> Work instructions: Lines with "document" in the records below: say how many there are, and add nothing.

Records contained in a dataset
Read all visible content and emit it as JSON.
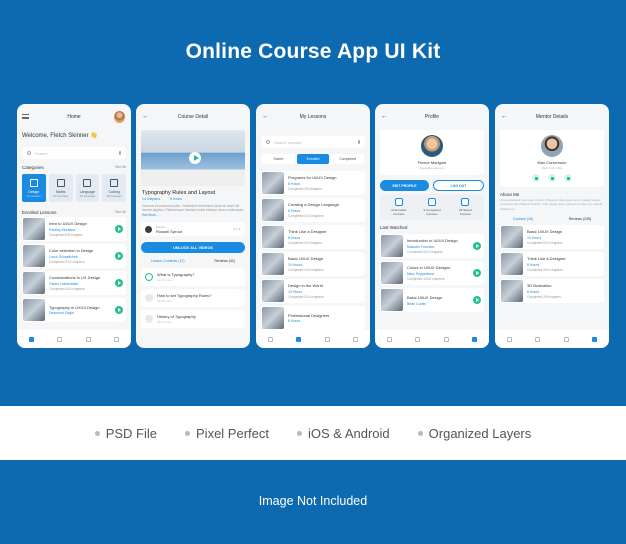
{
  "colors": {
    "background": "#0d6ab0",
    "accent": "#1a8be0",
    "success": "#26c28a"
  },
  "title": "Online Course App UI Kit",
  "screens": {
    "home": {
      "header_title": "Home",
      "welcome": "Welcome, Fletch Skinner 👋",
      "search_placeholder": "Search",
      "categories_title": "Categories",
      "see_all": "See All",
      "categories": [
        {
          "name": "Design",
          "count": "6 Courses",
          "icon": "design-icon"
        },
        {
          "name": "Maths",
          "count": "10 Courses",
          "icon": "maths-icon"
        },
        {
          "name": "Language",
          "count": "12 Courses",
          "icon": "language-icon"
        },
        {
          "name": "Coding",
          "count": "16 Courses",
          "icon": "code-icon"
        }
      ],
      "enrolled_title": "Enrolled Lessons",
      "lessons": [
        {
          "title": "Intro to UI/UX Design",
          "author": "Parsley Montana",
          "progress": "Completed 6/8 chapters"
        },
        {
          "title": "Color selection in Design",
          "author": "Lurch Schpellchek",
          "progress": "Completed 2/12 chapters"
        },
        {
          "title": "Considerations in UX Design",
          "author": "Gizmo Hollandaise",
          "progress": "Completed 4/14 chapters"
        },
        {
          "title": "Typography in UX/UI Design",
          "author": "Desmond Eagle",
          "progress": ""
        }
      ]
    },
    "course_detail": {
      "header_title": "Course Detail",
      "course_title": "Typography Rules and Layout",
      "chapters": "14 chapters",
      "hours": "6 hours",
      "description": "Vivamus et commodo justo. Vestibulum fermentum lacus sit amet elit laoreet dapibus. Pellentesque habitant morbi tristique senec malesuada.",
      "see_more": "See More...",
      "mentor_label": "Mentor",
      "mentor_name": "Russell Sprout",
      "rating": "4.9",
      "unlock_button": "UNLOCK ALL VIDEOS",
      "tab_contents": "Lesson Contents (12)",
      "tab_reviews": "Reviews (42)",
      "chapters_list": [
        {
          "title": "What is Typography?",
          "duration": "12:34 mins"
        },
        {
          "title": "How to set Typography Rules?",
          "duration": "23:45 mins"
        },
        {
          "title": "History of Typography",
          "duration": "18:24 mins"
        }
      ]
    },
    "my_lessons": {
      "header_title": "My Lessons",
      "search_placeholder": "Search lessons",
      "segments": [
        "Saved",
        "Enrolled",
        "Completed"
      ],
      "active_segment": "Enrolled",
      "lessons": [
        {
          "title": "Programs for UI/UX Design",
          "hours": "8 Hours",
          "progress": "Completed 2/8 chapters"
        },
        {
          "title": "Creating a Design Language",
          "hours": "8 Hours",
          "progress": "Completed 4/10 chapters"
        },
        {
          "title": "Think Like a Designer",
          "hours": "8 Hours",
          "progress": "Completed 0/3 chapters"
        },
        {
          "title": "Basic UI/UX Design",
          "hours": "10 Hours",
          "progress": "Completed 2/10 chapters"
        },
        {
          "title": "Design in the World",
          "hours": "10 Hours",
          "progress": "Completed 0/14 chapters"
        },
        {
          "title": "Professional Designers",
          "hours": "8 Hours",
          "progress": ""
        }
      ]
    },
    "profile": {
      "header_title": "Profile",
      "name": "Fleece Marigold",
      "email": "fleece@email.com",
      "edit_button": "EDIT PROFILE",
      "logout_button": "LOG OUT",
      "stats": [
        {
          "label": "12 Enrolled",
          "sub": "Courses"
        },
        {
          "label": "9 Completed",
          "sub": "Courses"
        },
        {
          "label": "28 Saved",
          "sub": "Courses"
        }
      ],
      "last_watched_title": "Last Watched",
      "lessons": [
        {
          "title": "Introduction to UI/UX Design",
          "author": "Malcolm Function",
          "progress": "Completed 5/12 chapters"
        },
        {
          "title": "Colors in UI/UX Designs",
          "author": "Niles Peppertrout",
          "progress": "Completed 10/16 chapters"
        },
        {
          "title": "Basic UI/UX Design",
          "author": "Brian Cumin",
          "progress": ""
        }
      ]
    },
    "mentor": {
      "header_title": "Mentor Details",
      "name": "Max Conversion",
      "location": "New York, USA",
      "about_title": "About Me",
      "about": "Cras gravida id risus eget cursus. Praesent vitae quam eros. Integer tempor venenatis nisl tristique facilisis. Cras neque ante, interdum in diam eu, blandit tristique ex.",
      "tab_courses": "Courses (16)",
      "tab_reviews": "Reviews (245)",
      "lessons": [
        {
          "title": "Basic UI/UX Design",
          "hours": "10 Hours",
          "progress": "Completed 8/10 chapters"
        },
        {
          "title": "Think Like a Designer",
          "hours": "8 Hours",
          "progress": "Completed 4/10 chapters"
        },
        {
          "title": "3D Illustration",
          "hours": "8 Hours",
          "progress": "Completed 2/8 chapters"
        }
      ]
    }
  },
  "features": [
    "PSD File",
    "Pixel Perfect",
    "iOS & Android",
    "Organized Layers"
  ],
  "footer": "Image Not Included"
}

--

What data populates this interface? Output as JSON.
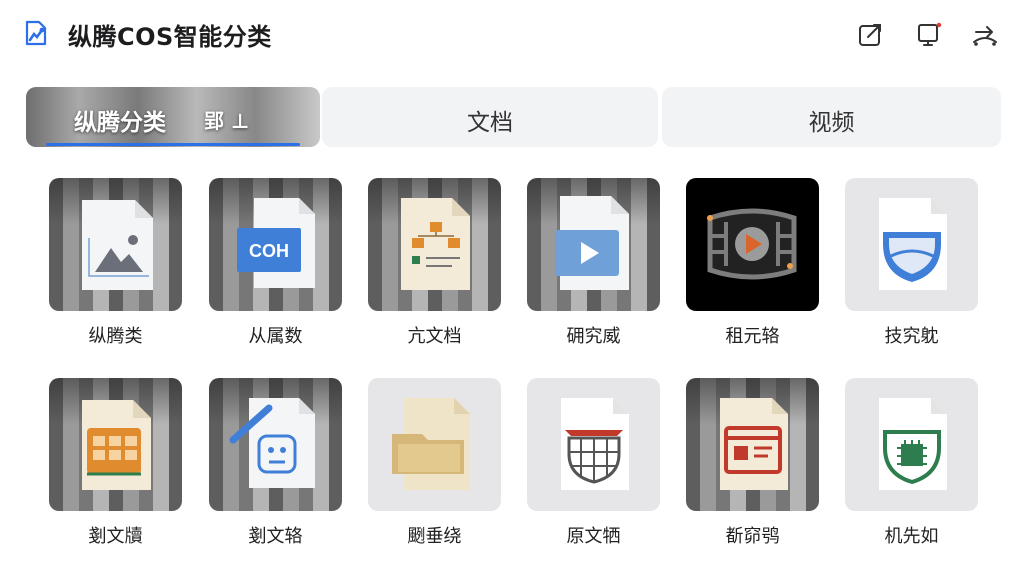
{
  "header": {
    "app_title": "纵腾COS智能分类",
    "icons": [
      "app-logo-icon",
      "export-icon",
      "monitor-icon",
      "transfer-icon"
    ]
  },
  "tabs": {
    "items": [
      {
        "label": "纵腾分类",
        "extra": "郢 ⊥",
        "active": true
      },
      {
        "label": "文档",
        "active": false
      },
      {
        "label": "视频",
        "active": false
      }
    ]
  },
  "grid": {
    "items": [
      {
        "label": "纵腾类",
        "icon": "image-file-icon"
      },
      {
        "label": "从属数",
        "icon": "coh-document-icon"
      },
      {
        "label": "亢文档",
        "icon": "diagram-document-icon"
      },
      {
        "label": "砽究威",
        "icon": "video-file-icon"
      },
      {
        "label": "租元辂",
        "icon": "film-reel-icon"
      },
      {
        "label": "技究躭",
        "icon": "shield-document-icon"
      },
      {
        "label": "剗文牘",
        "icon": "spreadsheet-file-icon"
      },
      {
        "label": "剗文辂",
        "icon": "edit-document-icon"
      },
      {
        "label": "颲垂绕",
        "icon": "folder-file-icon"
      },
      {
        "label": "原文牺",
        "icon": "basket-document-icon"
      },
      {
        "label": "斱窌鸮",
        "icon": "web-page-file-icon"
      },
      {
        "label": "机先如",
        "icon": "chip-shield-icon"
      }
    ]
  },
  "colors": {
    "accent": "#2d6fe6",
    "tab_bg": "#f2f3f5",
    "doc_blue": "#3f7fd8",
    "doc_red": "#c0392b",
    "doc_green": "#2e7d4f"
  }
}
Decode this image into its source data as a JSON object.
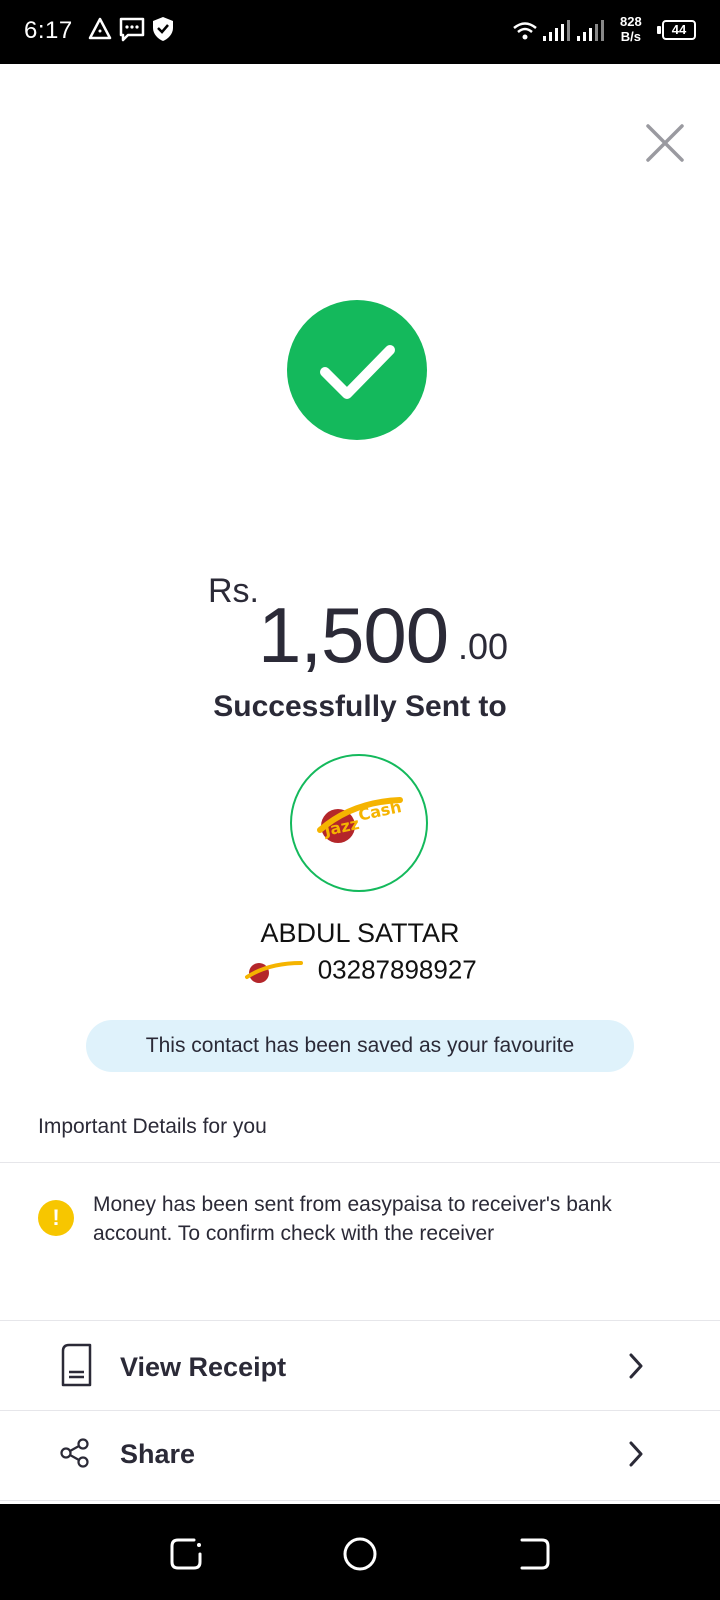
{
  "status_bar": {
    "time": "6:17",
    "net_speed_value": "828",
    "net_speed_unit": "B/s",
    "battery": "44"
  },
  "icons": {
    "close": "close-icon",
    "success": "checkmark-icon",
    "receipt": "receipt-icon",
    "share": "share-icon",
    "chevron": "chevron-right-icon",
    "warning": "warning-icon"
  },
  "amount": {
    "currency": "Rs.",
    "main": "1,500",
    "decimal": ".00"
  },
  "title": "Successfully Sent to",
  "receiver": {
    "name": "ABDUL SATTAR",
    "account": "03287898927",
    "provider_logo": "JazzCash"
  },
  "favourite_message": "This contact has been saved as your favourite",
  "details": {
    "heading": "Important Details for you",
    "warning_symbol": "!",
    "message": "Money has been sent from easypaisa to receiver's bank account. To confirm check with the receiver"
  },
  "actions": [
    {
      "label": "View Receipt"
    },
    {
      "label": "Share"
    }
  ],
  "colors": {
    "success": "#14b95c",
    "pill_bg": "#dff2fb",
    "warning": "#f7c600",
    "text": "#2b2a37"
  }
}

> Finished exercise: 5